YOUR ASSIGNMENT. Go through the entries below and copy each line containing the word "Losses".

____ RECORDS FOR THE TASK

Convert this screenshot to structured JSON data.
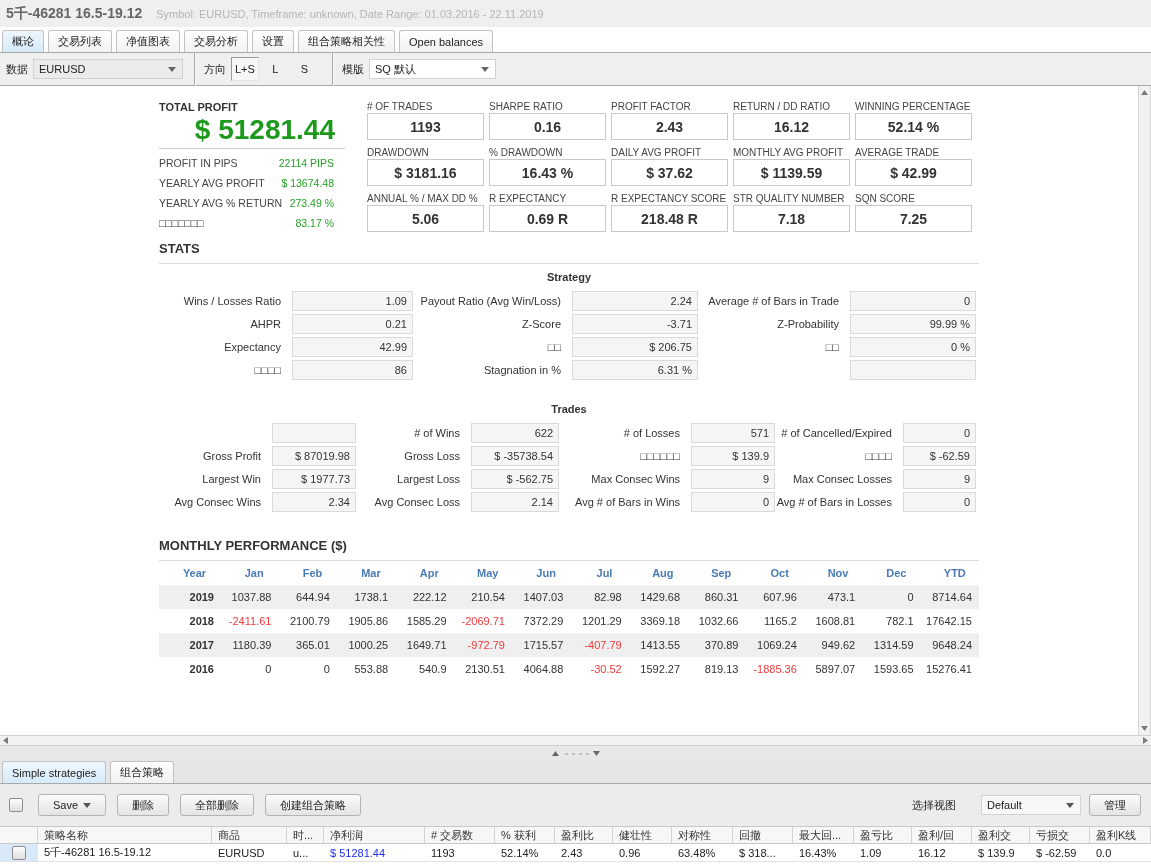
{
  "window": {
    "title": "5千-46281 16.5-19.12",
    "subtitle": "Symbol: EURUSD, Timeframe: unknown, Date Range: 01.03.2016 - 22.11.2019"
  },
  "tabs": [
    {
      "label": "概论",
      "selected": true
    },
    {
      "label": "交易列表",
      "selected": false
    },
    {
      "label": "净值图表",
      "selected": false
    },
    {
      "label": "交易分析",
      "selected": false
    },
    {
      "label": "设置",
      "selected": false
    },
    {
      "label": "组合策略相关性",
      "selected": false
    },
    {
      "label": "Open balances",
      "selected": false
    }
  ],
  "toolbar": {
    "data_label": "数据",
    "data_value": "EURUSD",
    "direction_label": "方向",
    "directions": [
      {
        "label": "L+S",
        "selected": true
      },
      {
        "label": "L",
        "selected": false
      },
      {
        "label": "S",
        "selected": false
      }
    ],
    "template_label": "模版",
    "template_value": "SQ 默认"
  },
  "summary": {
    "total_profit_label": "TOTAL PROFIT",
    "total_profit": "$ 51281.44",
    "details": [
      {
        "label": "PROFIT IN PIPS",
        "value": "22114 PIPS"
      },
      {
        "label": "YEARLY AVG PROFIT",
        "value": "$ 13674.48"
      },
      {
        "label": "YEARLY AVG % RETURN",
        "value": "273.49 %"
      },
      {
        "label": "□□□□□□□",
        "value": "83.17 %"
      }
    ]
  },
  "metrics": [
    {
      "label": "# OF TRADES",
      "value": "1193"
    },
    {
      "label": "SHARPE RATIO",
      "value": "0.16"
    },
    {
      "label": "PROFIT FACTOR",
      "value": "2.43"
    },
    {
      "label": "RETURN / DD RATIO",
      "value": "16.12"
    },
    {
      "label": "WINNING PERCENTAGE",
      "value": "52.14 %"
    },
    {
      "label": "DRAWDOWN",
      "value": "$ 3181.16"
    },
    {
      "label": "% DRAWDOWN",
      "value": "16.43 %"
    },
    {
      "label": "DAILY AVG PROFIT",
      "value": "$ 37.62"
    },
    {
      "label": "MONTHLY AVG PROFIT",
      "value": "$ 1139.59"
    },
    {
      "label": "AVERAGE TRADE",
      "value": "$ 42.99"
    },
    {
      "label": "ANNUAL % / MAX DD %",
      "value": "5.06"
    },
    {
      "label": "R EXPECTANCY",
      "value": "0.69 R"
    },
    {
      "label": "R EXPECTANCY SCORE",
      "value": "218.48 R"
    },
    {
      "label": "STR QUALITY NUMBER",
      "value": "7.18"
    },
    {
      "label": "SQN SCORE",
      "value": "7.25"
    }
  ],
  "stats": {
    "title": "STATS",
    "sections": [
      {
        "title": "Strategy",
        "rows": [
          [
            {
              "kind": "field",
              "label": "Wins / Losses Ratio",
              "value": "1.09"
            },
            {
              "kind": "field",
              "label": "Payout Ratio (Avg Win/Loss)",
              "value": "2.24"
            },
            {
              "kind": "field",
              "label": "Average # of Bars in Trade",
              "value": "0"
            }
          ],
          [
            {
              "kind": "field",
              "label": "AHPR",
              "value": "0.21"
            },
            {
              "kind": "field",
              "label": "Z-Score",
              "value": "-3.71"
            },
            {
              "kind": "field",
              "label": "Z-Probability",
              "value": "99.99 %"
            }
          ],
          [
            {
              "kind": "field",
              "label": "Expectancy",
              "value": "42.99"
            },
            {
              "kind": "field",
              "label": "□□",
              "value": "$ 206.75"
            },
            {
              "kind": "field",
              "label": "□□",
              "value": "0 %"
            }
          ],
          [
            {
              "kind": "field",
              "label": "□□□□",
              "value": "86"
            },
            {
              "kind": "field",
              "label": "Stagnation in %",
              "value": "6.31 %"
            },
            {
              "kind": "blank"
            }
          ]
        ]
      },
      {
        "title": "Trades",
        "rows": [
          [
            {
              "kind": "blank"
            },
            {
              "kind": "field",
              "label": "# of Wins",
              "value": "622"
            },
            {
              "kind": "field",
              "label": "# of Losses",
              "value": "571"
            },
            {
              "kind": "field",
              "label": "# of Cancelled/Expired",
              "value": "0"
            }
          ],
          [
            {
              "kind": "field",
              "label": "Gross Profit",
              "value": "$ 87019.98"
            },
            {
              "kind": "field",
              "label": "Gross Loss",
              "value": "$ -35738.54"
            },
            {
              "kind": "field",
              "label": "□□□□□□",
              "value": "$ 139.9"
            },
            {
              "kind": "field",
              "label": "□□□□",
              "value": "$ -62.59"
            }
          ],
          [
            {
              "kind": "field",
              "label": "Largest Win",
              "value": "$ 1977.73"
            },
            {
              "kind": "field",
              "label": "Largest Loss",
              "value": "$ -562.75"
            },
            {
              "kind": "field",
              "label": "Max Consec Wins",
              "value": "9"
            },
            {
              "kind": "field",
              "label": "Max Consec Losses",
              "value": "9"
            }
          ],
          [
            {
              "kind": "field",
              "label": "Avg Consec Wins",
              "value": "2.34"
            },
            {
              "kind": "field",
              "label": "Avg Consec Loss",
              "value": "2.14"
            },
            {
              "kind": "field",
              "label": "Avg # of Bars in Wins",
              "value": "0"
            },
            {
              "kind": "field",
              "label": "Avg # of Bars in Losses",
              "value": "0"
            }
          ]
        ]
      }
    ]
  },
  "monthly": {
    "title": "MONTHLY PERFORMANCE ($)",
    "columns": [
      "Year",
      "Jan",
      "Feb",
      "Mar",
      "Apr",
      "May",
      "Jun",
      "Jul",
      "Aug",
      "Sep",
      "Oct",
      "Nov",
      "Dec",
      "YTD"
    ],
    "rows": [
      {
        "cells": [
          {
            "value": "2019",
            "negative": false
          },
          {
            "value": "1037.88",
            "negative": false
          },
          {
            "value": "644.94",
            "negative": false
          },
          {
            "value": "1738.1",
            "negative": false
          },
          {
            "value": "222.12",
            "negative": false
          },
          {
            "value": "210.54",
            "negative": false
          },
          {
            "value": "1407.03",
            "negative": false
          },
          {
            "value": "82.98",
            "negative": false
          },
          {
            "value": "1429.68",
            "negative": false
          },
          {
            "value": "860.31",
            "negative": false
          },
          {
            "value": "607.96",
            "negative": false
          },
          {
            "value": "473.1",
            "negative": false
          },
          {
            "value": "0",
            "negative": false
          },
          {
            "value": "8714.64",
            "negative": false
          }
        ]
      },
      {
        "cells": [
          {
            "value": "2018",
            "negative": false
          },
          {
            "value": "-2411.61",
            "negative": true
          },
          {
            "value": "2100.79",
            "negative": false
          },
          {
            "value": "1905.86",
            "negative": false
          },
          {
            "value": "1585.29",
            "negative": false
          },
          {
            "value": "-2069.71",
            "negative": true
          },
          {
            "value": "7372.29",
            "negative": false
          },
          {
            "value": "1201.29",
            "negative": false
          },
          {
            "value": "3369.18",
            "negative": false
          },
          {
            "value": "1032.66",
            "negative": false
          },
          {
            "value": "1165.2",
            "negative": false
          },
          {
            "value": "1608.81",
            "negative": false
          },
          {
            "value": "782.1",
            "negative": false
          },
          {
            "value": "17642.15",
            "negative": false
          }
        ]
      },
      {
        "cells": [
          {
            "value": "2017",
            "negative": false
          },
          {
            "value": "1180.39",
            "negative": false
          },
          {
            "value": "365.01",
            "negative": false
          },
          {
            "value": "1000.25",
            "negative": false
          },
          {
            "value": "1649.71",
            "negative": false
          },
          {
            "value": "-972.79",
            "negative": true
          },
          {
            "value": "1715.57",
            "negative": false
          },
          {
            "value": "-407.79",
            "negative": true
          },
          {
            "value": "1413.55",
            "negative": false
          },
          {
            "value": "370.89",
            "negative": false
          },
          {
            "value": "1069.24",
            "negative": false
          },
          {
            "value": "949.62",
            "negative": false
          },
          {
            "value": "1314.59",
            "negative": false
          },
          {
            "value": "9648.24",
            "negative": false
          }
        ]
      },
      {
        "cells": [
          {
            "value": "2016",
            "negative": false
          },
          {
            "value": "0",
            "negative": false
          },
          {
            "value": "0",
            "negative": false
          },
          {
            "value": "553.88",
            "negative": false
          },
          {
            "value": "540.9",
            "negative": false
          },
          {
            "value": "2130.51",
            "negative": false
          },
          {
            "value": "4064.88",
            "negative": false
          },
          {
            "value": "-30.52",
            "negative": true
          },
          {
            "value": "1592.27",
            "negative": false
          },
          {
            "value": "819.13",
            "negative": false
          },
          {
            "value": "-1885.36",
            "negative": true
          },
          {
            "value": "5897.07",
            "negative": false
          },
          {
            "value": "1593.65",
            "negative": false
          },
          {
            "value": "15276.41",
            "negative": false
          }
        ]
      }
    ]
  },
  "bottom": {
    "tabs": [
      {
        "label": "Simple strategies",
        "selected": true
      },
      {
        "label": "组合策略",
        "selected": false
      }
    ],
    "select_all": {
      "checked": false
    },
    "buttons": [
      {
        "label": "Save",
        "kind": "menu"
      },
      {
        "label": "删除",
        "kind": "plain"
      },
      {
        "label": "全部删除",
        "kind": "plain"
      },
      {
        "label": "创建组合策略",
        "kind": "plain"
      }
    ],
    "view_label": "选择视图",
    "view_value": "Default",
    "manage_button": "管理",
    "table": {
      "columns": [
        {
          "label": "策略名称",
          "kind": "text"
        },
        {
          "label": "商品",
          "kind": "text"
        },
        {
          "label": "时...",
          "kind": "text"
        },
        {
          "label": "净利润",
          "kind": "profit"
        },
        {
          "label": "# 交易数",
          "kind": "text"
        },
        {
          "label": "% 获利",
          "kind": "text"
        },
        {
          "label": "盈利比",
          "kind": "text"
        },
        {
          "label": "健壮性",
          "kind": "text"
        },
        {
          "label": "对称性",
          "kind": "text"
        },
        {
          "label": "回撤",
          "kind": "text"
        },
        {
          "label": "最大回...",
          "kind": "text"
        },
        {
          "label": "盈亏比",
          "kind": "text"
        },
        {
          "label": "盈利/回",
          "kind": "text"
        },
        {
          "label": "盈利交",
          "kind": "text"
        },
        {
          "label": "亏损交",
          "kind": "text"
        },
        {
          "label": "盈利K线",
          "kind": "text"
        }
      ],
      "rows": [
        {
          "selected": true,
          "checked": false,
          "cells": [
            "5千-46281 16.5-19.12",
            "EURUSD",
            "u...",
            "$ 51281.44",
            "1193",
            "52.14%",
            "2.43",
            "0.96",
            "63.48%",
            "$ 318...",
            "16.43%",
            "1.09",
            "16.12",
            "$ 139.9",
            "$ -62.59",
            "0.0"
          ]
        }
      ]
    }
  }
}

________

OUTPUT.
              "label": "Wins / Losses Ratio",
              "label": "# of Losses",
              "label": "Max Consec Losses",
              "label": "Avg # of Bars in Losses",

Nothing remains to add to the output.